■ Work item
Take from the material every line containing the string "tượng" and copy it.

--------------------

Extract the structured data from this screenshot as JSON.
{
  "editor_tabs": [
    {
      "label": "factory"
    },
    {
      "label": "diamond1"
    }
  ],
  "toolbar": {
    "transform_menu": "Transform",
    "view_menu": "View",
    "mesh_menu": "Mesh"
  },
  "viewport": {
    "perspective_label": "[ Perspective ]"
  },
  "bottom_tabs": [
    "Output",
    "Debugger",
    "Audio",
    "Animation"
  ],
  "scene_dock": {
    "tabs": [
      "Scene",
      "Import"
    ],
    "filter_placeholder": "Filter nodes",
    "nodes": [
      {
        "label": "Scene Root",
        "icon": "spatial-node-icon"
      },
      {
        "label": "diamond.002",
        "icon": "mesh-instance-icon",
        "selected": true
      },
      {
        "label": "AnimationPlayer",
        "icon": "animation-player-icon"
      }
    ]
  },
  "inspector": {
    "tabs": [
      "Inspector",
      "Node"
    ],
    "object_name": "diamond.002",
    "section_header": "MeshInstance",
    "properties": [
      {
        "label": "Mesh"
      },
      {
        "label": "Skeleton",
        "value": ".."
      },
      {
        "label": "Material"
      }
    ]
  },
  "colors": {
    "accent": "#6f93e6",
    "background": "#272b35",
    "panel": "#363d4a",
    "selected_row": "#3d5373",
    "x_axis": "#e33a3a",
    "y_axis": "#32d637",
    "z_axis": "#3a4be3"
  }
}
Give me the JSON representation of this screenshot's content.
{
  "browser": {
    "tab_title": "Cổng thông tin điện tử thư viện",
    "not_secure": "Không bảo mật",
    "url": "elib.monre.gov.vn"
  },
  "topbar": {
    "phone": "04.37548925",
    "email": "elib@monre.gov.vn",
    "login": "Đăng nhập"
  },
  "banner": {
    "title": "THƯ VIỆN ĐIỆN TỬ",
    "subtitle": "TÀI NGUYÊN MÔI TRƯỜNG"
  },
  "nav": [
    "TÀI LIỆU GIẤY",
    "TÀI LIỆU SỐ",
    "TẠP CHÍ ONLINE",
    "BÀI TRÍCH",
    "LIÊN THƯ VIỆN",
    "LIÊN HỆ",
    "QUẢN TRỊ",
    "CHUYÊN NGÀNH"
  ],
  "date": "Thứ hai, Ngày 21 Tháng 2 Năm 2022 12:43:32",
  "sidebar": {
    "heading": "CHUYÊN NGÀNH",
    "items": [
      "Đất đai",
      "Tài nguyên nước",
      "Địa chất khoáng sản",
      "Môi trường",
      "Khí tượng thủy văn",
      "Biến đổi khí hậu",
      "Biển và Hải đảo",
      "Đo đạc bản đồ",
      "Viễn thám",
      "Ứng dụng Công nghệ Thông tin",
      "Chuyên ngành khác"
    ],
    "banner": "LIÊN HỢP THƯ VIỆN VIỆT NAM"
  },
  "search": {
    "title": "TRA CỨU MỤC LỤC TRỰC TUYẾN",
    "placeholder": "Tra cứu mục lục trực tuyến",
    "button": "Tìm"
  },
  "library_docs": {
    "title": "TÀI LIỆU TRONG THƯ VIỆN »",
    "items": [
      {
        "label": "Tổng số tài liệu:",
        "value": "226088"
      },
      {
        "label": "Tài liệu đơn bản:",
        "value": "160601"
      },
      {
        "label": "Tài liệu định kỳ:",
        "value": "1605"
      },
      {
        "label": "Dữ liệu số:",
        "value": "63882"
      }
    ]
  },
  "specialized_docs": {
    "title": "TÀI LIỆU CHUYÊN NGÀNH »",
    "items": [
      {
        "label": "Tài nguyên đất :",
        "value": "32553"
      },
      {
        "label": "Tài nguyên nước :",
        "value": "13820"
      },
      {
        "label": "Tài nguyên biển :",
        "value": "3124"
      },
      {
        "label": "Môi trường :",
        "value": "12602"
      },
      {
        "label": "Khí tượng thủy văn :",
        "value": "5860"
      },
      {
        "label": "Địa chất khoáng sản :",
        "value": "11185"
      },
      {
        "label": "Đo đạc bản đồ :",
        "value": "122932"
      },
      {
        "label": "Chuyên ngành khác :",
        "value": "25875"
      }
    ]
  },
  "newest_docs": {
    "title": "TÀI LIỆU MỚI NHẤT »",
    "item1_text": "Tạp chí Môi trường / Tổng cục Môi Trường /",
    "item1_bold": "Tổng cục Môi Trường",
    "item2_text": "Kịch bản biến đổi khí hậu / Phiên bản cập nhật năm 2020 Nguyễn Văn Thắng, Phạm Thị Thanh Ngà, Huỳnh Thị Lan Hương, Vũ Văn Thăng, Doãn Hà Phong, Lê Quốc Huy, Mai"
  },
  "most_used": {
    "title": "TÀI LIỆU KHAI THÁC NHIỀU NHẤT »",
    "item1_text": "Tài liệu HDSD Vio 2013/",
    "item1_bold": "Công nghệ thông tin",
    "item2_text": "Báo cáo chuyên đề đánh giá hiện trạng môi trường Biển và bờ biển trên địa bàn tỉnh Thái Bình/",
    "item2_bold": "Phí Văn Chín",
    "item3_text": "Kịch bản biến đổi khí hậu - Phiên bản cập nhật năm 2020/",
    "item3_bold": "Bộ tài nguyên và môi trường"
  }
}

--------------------

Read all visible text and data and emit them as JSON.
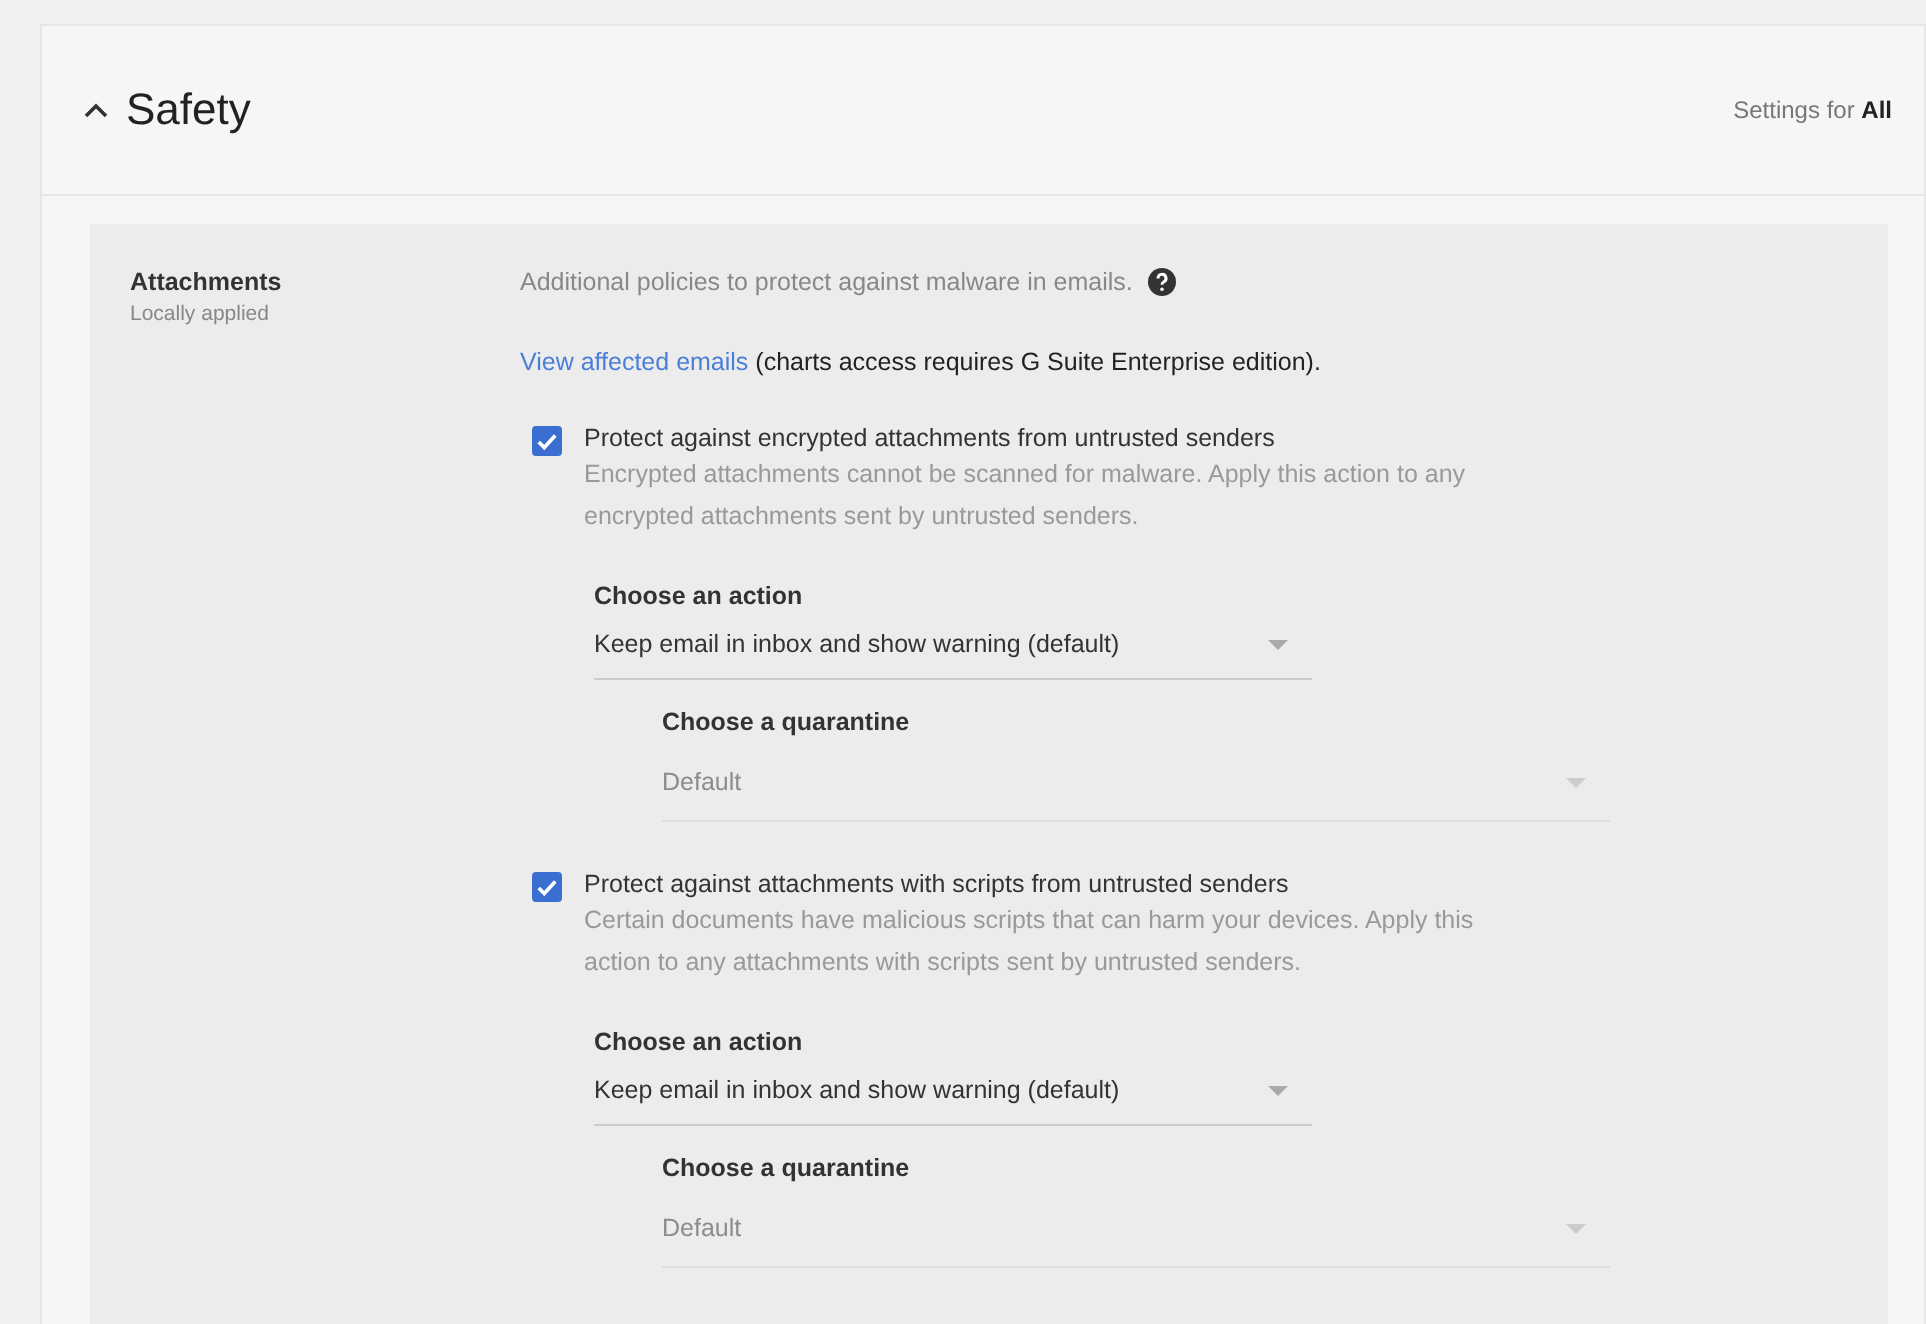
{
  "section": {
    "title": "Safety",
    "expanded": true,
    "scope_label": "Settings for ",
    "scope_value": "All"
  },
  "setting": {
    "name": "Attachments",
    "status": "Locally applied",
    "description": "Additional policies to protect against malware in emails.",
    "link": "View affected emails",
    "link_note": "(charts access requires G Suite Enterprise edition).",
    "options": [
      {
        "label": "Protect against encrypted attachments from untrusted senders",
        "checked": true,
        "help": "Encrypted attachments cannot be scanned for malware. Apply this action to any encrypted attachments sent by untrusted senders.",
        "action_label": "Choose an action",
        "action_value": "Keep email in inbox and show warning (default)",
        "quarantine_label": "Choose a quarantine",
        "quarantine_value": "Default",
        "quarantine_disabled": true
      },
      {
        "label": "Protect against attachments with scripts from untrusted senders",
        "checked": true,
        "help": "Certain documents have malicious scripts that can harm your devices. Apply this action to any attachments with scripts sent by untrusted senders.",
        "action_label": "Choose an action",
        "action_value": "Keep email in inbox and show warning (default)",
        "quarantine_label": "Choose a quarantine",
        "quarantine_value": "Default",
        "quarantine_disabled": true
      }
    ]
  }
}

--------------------

■ The answer
      "Khí tượng thủy văn",
        "label": "Khí tượng thủy văn :",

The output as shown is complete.